Here is a point of historic irony: both Syrian Social Nationalist Party and Ba’th Party claims to be supra-communal, nationalist parties were false. They have always been the political voice of sectarianism. The events of 2011 and onwards proved that that was not enough, and political legitimacy required more than brutal military dictatorship based on only one community.

Iraq started its internal disintegration in 2003 with the American invasion, which put an end to the Saddam Sunni regime, allowing for the first time in history the establishment of a Shi’ite dominated regime in Baghdad. Add to that, the growing dominance of Hizballah, the Shi’ite Lebanese stooge of Iran in the crisis-prone Lebanon, and we get the latest twist in the on-going saga of the politics of “Greater Syria”.
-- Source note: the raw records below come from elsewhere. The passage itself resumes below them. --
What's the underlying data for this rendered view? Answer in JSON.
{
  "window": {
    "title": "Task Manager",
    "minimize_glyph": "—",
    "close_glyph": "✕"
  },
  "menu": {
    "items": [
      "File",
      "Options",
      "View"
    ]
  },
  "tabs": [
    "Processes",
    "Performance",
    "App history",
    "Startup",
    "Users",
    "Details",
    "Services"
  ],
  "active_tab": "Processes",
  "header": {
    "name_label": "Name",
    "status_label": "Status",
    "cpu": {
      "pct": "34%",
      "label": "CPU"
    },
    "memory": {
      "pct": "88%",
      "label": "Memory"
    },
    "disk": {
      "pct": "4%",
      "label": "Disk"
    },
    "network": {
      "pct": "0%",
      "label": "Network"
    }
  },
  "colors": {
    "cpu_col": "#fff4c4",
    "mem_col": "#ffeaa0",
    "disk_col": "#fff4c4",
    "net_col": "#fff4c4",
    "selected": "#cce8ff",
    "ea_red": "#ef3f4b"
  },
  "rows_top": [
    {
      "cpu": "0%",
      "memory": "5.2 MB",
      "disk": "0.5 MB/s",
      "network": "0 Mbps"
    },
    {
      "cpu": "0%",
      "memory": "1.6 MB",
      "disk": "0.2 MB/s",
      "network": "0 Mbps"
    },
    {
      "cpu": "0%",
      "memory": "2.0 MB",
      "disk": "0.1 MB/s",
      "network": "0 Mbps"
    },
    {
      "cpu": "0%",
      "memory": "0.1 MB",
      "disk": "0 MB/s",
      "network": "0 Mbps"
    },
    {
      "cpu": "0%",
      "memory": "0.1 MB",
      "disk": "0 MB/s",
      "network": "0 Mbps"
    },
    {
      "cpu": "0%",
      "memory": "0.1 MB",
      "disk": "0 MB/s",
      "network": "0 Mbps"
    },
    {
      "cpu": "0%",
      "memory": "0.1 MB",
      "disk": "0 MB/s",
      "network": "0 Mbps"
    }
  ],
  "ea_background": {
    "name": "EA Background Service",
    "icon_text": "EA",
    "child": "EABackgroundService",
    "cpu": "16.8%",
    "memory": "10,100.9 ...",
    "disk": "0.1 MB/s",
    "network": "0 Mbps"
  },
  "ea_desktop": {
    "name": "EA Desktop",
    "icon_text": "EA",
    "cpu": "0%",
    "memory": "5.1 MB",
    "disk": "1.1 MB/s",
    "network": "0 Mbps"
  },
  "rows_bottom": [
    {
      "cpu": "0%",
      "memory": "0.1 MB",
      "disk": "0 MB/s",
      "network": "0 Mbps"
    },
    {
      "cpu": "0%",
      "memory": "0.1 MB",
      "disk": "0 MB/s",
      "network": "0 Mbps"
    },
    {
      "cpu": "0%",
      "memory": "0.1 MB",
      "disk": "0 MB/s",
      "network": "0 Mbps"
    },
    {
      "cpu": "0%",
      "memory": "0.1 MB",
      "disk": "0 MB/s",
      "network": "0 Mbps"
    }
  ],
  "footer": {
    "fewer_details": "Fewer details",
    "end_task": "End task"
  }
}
This is the story of the emerging Pax Iranica, or the Shi’ite Crescent as it is called by Sunni adversaries of the Iranian regime. Iran is the dominant supporter of the Shi’ite government in Baghdad, the main regional backer of Assad in Syria, and the force behind Hizballah. Never before in modern Arab history was one power in such a prominent position of political influence in the geopolitical sphere of “Greater Syria”. What makes it so special, is the fact that this power is not an Arab country, but Iran, a non-Arab actor, a state of affairs which is a dramatic indication of the collapse of the Arab state system as we have known it since the end of World War I. It also signals the replacement of Arab politics with Islamic politics; Iran being the Shi’ite Muslim power, poised against the Sunni Muslim states.  

This is the source of power for the Iranians, leading a Shi’ite and Shi’ite-oriented coalition (the Alawites are not Shi’ites), but also its vulnerability. The Shi’ites are altogether a minority and there is a big elephant in the room, a power competing with Iran over ascendancy, and this is Turkey of the AKP and President Erdogan. Again, not an Arab power but a Sunni Muslim regional giant, which is striving to fill the vacuum created by the collapse of Syria and Iraq and the weakness of Saudi Arabia. Erdogan openly talks about Mosul and Aleppo as Turkish spheres of interest, promoting the claims of the Turkmen Sunni minorities in Syria and Iraq, and clearly positioning Turkey as the defender of Sunnis, though not the Sunni Kurds.  

Stormy days are ahead of us. Greater Syria is in turmoil, and the outcome is still not clear. Pax Iranica may still be another of the failed attempts to create one dominant political power in a region that is plagued by chronic sectarianism.